_WHAT TO DO_
Reproduce every line of the listing below exactly.

_DATA EXCERPTS_
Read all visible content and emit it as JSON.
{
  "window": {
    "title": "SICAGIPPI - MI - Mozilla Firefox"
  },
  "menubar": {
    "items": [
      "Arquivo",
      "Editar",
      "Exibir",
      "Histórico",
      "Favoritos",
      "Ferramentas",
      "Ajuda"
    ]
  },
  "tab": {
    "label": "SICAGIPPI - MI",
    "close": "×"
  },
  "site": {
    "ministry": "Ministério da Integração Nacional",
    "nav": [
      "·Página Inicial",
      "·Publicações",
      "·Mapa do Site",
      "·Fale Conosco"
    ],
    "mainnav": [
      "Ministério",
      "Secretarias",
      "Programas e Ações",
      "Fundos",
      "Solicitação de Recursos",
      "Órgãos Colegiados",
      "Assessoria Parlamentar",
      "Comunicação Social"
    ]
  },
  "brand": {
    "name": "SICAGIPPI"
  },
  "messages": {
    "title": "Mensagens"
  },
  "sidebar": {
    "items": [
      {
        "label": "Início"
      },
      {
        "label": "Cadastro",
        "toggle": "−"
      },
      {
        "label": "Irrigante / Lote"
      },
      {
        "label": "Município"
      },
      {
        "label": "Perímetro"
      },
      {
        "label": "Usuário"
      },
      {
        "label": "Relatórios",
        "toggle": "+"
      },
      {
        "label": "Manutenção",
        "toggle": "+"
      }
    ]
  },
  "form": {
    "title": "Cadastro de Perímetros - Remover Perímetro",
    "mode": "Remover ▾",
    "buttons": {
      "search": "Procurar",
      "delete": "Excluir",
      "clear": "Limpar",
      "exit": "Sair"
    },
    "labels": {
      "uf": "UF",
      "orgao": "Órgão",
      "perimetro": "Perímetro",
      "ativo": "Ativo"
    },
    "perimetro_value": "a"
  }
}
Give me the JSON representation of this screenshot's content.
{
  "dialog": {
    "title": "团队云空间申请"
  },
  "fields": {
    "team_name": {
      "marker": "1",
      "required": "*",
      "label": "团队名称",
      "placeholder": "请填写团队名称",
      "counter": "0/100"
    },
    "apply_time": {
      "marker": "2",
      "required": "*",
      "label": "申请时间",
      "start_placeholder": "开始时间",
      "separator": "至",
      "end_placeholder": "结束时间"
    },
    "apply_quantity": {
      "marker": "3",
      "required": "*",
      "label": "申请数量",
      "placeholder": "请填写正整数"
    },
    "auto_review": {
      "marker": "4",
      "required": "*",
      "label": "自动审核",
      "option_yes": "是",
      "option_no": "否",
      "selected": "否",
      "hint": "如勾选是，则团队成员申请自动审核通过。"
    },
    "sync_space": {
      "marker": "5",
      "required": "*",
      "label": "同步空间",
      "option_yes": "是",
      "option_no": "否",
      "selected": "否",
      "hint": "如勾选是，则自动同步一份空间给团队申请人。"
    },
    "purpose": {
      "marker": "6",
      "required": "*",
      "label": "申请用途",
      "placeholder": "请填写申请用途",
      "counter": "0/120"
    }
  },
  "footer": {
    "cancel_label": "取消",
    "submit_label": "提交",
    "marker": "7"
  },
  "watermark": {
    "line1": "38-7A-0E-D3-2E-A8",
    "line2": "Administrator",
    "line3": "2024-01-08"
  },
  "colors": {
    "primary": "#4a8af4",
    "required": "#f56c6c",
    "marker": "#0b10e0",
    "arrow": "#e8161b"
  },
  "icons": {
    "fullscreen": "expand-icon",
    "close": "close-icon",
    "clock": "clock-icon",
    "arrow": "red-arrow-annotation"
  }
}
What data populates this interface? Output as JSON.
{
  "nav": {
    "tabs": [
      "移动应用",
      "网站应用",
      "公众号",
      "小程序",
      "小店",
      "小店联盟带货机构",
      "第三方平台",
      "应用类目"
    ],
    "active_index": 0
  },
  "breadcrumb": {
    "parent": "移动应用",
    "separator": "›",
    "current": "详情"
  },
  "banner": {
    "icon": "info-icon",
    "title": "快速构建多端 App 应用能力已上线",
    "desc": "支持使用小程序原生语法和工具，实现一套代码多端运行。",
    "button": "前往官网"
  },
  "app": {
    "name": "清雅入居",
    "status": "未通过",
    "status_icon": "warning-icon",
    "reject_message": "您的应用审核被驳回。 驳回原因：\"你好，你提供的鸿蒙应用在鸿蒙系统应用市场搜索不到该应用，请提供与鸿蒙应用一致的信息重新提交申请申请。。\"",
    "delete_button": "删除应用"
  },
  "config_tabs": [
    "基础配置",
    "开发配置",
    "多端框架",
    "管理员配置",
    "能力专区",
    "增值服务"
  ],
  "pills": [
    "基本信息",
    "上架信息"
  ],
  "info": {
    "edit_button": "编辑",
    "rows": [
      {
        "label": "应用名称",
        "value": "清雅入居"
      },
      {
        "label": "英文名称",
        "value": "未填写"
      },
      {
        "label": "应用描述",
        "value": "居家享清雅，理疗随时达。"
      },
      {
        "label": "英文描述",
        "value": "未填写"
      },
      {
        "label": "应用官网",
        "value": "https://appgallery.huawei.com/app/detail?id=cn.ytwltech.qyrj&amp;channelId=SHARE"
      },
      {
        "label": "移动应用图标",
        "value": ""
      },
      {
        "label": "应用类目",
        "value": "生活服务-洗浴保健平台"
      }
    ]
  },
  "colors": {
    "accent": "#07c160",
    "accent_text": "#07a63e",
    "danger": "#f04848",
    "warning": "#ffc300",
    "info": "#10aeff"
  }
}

_SOLUTION FOR THIS TASK_
Read all visible content and emit it as JSON.
{
  "window": {
    "title": "SICAGIPPI - MI - Mozilla Firefox"
  },
  "menubar": {
    "items": [
      "Arquivo",
      "Editar",
      "Exibir",
      "Histórico",
      "Favoritos",
      "Ferramentas",
      "Ajuda"
    ]
  },
  "tab": {
    "label": "SICAGIPPI - MI",
    "close": "×"
  },
  "site": {
    "ministry": "Ministério da Integração Nacional",
    "nav": [
      "·Página Inicial",
      "·Publicações",
      "·Mapa do Site",
      "·Fale Conosco"
    ],
    "mainnav": [
      "Ministério",
      "Secretarias",
      "Programas e Ações",
      "Fundos",
      "Solicitação de Recursos",
      "Órgãos Colegiados",
      "Assessoria Parlamentar",
      "Comunicação Social"
    ]
  },
  "brand": {
    "name": "SICAGIPPI"
  },
  "messages": {
    "title": "Mensagens"
  },
  "sidebar": {
    "items": [
      {
        "label": "Início"
      },
      {
        "label": "Cadastro",
        "toggle": "−"
      },
      {
        "label": "Irrigante / Lote"
      },
      {
        "label": "Município"
      },
      {
        "label": "Perímetro"
      },
      {
        "label": "Usuário"
      },
      {
        "label": "Relatórios",
        "toggle": "+"
      },
      {
        "label": "Manutenção",
        "toggle": "+"
      }
    ]
  },
  "form": {
    "title": "Cadastro de Perímetros - Remover Perímetro",
    "mode": "Remover ▾",
    "buttons": {
      "search": "Procurar",
      "delete": "Excluir",
      "clear": "Limpar",
      "exit": "Sair"
    },
    "labels": {
      "uf": "UF",
      "orgao": "Órgão",
      "perimetro": "Perímetro",
      "ativo": "Ativo"
    },
    "perimetro_value": "a"
  }
}
Give me the JSON representation of this screenshot's content.
{
  "dialog": {
    "title": "团队云空间申请"
  },
  "fields": {
    "team_name": {
      "marker": "1",
      "required": "*",
      "label": "团队名称",
      "placeholder": "请填写团队名称",
      "counter": "0/100"
    },
    "apply_time": {
      "marker": "2",
      "required": "*",
      "label": "申请时间",
      "start_placeholder": "开始时间",
      "separator": "至",
      "end_placeholder": "结束时间"
    },
    "apply_quantity": {
      "marker": "3",
      "required": "*",
      "label": "申请数量",
      "placeholder": "请填写正整数"
    },
    "auto_review": {
      "marker": "4",
      "required": "*",
      "label": "自动审核",
      "option_yes": "是",
      "option_no": "否",
      "selected": "否",
      "hint": "如勾选是，则团队成员申请自动审核通过。"
    },
    "sync_space": {
      "marker": "5",
      "required": "*",
      "label": "同步空间",
      "option_yes": "是",
      "option_no": "否",
      "selected": "否",
      "hint": "如勾选是，则自动同步一份空间给团队申请人。"
    },
    "purpose": {
      "marker": "6",
      "required": "*",
      "label": "申请用途",
      "placeholder": "请填写申请用途",
      "counter": "0/120"
    }
  },
  "footer": {
    "cancel_label": "取消",
    "submit_label": "提交",
    "marker": "7"
  },
  "watermark": {
    "line1": "38-7A-0E-D3-2E-A8",
    "line2": "Administrator",
    "line3": "2024-01-08"
  },
  "colors": {
    "primary": "#4a8af4",
    "required": "#f56c6c",
    "marker": "#0b10e0",
    "arrow": "#e8161b"
  },
  "icons": {
    "fullscreen": "expand-icon",
    "close": "close-icon",
    "clock": "clock-icon",
    "arrow": "red-arrow-annotation"
  }
}
What data populates this interface? Output as JSON.
{
  "nav": {
    "tabs": [
      "移动应用",
      "网站应用",
      "公众号",
      "小程序",
      "小店",
      "小店联盟带货机构",
      "第三方平台",
      "应用类目"
    ],
    "active_index": 0
  },
  "breadcrumb": {
    "parent": "移动应用",
    "separator": "›",
    "current": "详情"
  },
  "banner": {
    "icon": "info-icon",
    "title": "快速构建多端 App 应用能力已上线",
    "desc": "支持使用小程序原生语法和工具，实现一套代码多端运行。",
    "button": "前往官网"
  },
  "app": {
    "name": "清雅入居",
    "status": "未通过",
    "status_icon": "warning-icon",
    "reject_message": "您的应用审核被驳回。 驳回原因：\"你好，你提供的鸿蒙应用在鸿蒙系统应用市场搜索不到该应用，请提供与鸿蒙应用一致的信息重新提交申请申请。。\"",
    "delete_button": "删除应用"
  },
  "config_tabs": [
    "基础配置",
    "开发配置",
    "多端框架",
    "管理员配置",
    "能力专区",
    "增值服务"
  ],
  "pills": [
    "基本信息",
    "上架信息"
  ],
  "info": {
    "edit_button": "编辑",
    "rows": [
      {
        "label": "应用名称",
        "value": "清雅入居"
      },
      {
        "label": "英文名称",
        "value": "未填写"
      },
      {
        "label": "应用描述",
        "value": "居家享清雅，理疗随时达。"
      },
      {
        "label": "英文描述",
        "value": "未填写"
      },
      {
        "label": "应用官网",
        "value": "https://appgallery.huawei.com/app/detail?id=cn.ytwltech.qyrj&amp;channelId=SHARE"
      },
      {
        "label": "移动应用图标",
        "value": ""
      },
      {
        "label": "应用类目",
        "value": "生活服务-洗浴保健平台"
      }
    ]
  },
  "colors": {
    "accent": "#07c160",
    "accent_text": "#07a63e",
    "danger": "#f04848",
    "warning": "#ffc300",
    "info": "#10aeff"
  }
}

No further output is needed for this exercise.